This royal stranglehold lasted until the 1850s, when a weissebier brewery was commissioned to expert Munich brewer, Georg Schneider. He brewed first at the Weisse Hofbräuhaus, and later at Tal near the city’s main square. He then expanded into a second brewery in Kelheim in 1872, in the midst of the Hallertau hop growing area, as a private brewery. Weissebier was no longer under the royal thumb: it had gone mainstream.
This event coincided with the rise in popularity of Munich helles lagerbiers, but Schneider held on ever so tenuously to his market, and then saw a renewed interest in wheat beers following WWII. The popularity is keen, even 60 some years later.
Grain of Paradise
The now-popular hefeweizen needs little introduction to other than the most novice beer lover. The rebirth it has experienced, especially in the past 20 years, has ensured that nearly anyone interested in broadening their sense of beer appreciation has tried several.
Dunkelweizen is the dark version of hefeweizen, and is essentially identical except for the inclusion of some dark malt, and an attendant depth of flavor. In fact, dunkelweizen might even be more like the pre-Schnieder weizenbiers, as pale was a relative term up until the early 19th century. The flagship brew, Schnieder Weisse Original, continuously-brewed since 1872, has a rusty cast that is a window into the hefeweizens of several generations ago.

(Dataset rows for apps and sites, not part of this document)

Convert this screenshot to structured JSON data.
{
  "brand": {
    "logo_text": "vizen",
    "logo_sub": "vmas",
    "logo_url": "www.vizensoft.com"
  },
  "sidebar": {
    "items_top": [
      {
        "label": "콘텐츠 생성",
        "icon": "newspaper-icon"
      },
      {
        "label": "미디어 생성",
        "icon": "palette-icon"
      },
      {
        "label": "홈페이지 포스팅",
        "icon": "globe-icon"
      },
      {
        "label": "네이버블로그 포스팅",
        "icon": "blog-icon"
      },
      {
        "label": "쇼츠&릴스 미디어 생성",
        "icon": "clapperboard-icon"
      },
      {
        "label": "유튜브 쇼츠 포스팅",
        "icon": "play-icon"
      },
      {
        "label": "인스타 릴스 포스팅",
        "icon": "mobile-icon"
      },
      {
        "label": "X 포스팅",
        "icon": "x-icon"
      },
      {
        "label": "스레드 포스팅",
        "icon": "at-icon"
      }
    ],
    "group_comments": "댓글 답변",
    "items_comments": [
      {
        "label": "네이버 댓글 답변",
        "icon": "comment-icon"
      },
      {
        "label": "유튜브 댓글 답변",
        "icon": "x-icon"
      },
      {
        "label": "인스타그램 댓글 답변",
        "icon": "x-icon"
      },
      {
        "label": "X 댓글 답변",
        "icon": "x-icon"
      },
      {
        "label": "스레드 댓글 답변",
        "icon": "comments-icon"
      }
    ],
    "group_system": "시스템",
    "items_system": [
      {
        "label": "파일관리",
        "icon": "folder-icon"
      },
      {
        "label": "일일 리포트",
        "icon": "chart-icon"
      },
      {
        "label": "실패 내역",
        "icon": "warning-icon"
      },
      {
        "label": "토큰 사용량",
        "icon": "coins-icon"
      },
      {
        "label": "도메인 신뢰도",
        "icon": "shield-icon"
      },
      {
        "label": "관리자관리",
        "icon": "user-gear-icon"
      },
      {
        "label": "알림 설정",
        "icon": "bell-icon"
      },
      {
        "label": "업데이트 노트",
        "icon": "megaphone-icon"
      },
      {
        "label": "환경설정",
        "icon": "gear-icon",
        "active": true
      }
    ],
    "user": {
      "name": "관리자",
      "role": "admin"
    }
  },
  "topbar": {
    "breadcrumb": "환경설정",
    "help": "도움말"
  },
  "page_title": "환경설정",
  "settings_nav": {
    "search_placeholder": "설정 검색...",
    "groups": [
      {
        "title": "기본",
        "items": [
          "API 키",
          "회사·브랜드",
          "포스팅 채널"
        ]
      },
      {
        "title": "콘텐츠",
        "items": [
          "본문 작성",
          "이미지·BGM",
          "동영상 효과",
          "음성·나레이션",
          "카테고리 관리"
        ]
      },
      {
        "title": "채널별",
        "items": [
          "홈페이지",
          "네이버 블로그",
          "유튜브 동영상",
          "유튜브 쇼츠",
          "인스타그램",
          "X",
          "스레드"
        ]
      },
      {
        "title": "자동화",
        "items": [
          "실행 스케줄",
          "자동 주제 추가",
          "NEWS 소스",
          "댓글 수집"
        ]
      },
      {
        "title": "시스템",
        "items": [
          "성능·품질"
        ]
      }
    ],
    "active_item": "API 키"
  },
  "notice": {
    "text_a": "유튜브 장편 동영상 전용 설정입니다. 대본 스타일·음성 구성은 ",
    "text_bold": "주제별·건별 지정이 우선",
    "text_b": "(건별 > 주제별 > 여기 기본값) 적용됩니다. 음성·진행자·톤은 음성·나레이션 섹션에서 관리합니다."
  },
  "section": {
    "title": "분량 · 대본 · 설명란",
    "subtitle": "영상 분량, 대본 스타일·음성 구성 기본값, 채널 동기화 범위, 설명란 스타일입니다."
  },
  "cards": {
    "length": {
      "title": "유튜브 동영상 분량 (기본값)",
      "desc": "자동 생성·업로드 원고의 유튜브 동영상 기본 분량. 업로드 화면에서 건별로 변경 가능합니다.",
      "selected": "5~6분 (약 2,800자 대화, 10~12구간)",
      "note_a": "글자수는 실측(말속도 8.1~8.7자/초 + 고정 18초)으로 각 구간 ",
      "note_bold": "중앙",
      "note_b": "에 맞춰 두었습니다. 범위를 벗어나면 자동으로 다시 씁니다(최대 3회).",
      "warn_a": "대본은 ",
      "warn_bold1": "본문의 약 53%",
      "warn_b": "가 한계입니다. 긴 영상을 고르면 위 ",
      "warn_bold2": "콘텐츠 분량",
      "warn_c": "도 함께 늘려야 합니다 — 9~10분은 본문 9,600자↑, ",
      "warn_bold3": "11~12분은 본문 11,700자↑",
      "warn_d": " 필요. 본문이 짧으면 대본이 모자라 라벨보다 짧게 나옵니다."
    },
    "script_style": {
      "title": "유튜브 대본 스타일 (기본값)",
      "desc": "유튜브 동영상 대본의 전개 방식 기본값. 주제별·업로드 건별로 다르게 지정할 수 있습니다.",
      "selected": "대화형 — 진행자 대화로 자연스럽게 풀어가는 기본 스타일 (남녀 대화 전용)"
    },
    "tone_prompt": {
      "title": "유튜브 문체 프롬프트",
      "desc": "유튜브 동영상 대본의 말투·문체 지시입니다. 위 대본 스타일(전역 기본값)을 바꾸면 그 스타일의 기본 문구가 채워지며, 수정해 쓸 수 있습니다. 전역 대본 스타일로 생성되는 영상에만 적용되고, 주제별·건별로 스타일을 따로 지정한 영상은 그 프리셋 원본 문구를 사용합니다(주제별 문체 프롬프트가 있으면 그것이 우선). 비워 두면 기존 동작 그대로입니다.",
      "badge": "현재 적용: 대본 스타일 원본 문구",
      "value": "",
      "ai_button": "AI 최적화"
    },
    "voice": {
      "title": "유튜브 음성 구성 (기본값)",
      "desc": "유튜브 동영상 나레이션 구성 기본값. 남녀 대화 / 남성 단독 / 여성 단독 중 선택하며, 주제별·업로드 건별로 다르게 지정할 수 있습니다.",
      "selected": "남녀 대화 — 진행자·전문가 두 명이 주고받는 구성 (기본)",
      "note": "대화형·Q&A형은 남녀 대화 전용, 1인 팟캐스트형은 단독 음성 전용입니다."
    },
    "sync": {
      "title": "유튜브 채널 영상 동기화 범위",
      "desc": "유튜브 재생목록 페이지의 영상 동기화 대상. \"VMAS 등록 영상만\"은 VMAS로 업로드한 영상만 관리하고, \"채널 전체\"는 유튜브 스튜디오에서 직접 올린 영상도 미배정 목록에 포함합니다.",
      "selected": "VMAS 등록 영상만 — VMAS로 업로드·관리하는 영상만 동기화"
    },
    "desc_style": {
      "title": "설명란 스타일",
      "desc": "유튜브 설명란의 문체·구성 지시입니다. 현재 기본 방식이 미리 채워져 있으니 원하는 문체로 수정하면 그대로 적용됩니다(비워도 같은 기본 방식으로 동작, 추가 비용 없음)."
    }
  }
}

Most dunkelweizens will specify it on the label, just as it is assumed that a hefeweizen is a golden brew without stating it. The well-textured hefe and dunkel versions, brews that have not been stripped of their yeasty allure, are the authentic representatives of German beer in one of its most natural states.
By law, a German hefe or dunkelweizen must contain at least 50% malted wheat, but some may have as much as 70%. The remainder of the grist is, of course, barley malt. Hefeweizen would rely primarily on pilsner malt, while dunkelweizen might include Vienna, Munich or a caramunich variety for color, maltiness and complexity. Both are sparingly hopped, for bitterness only.
Fermentation is carried out with the inimitable Bavarian weizen yeast, one that sparks an aromatic and flavorful mix of vanilla, clove, bubblegum, banana or other spicy and fruity notes. The wheat itself lends a grainy, fresh bread character when combined with the yeast impression. Dunkelweizen would show off a bit of caramel and a light maltiness. The finish is tart, dryish and, owing to the chewy yeast and protein-rich wheat, paradoxically medium-bodied. All of this in a quenchingly modest strength of 5.0% ABV, give or take.
They are bottle-conditioned, either with the primary strain or a secondary lager strain to provide stability, and pour with a vigorous head. A proper half-litre weizen glass will corral their spirited personality. Many of the famous German breweries export them, as do some smaller ones, and they tend to travel well. American brewers are likely to replicate rather than Americanize them, and usually offer them as a seasonal. The dunkels are every bit as refreshing as the hefes.
The beer world may be more varied and exhilarating than ever, but there are some styles that never seem to entirely fade away, and are at some point enthusiastically embraced for their traditionalism or natural condition. Such are the weizenbiers of Bavaria. As the sultriness of summer arrives, they summon. Their refreshing, effervescent character is just the remedy for a lazy afternoon.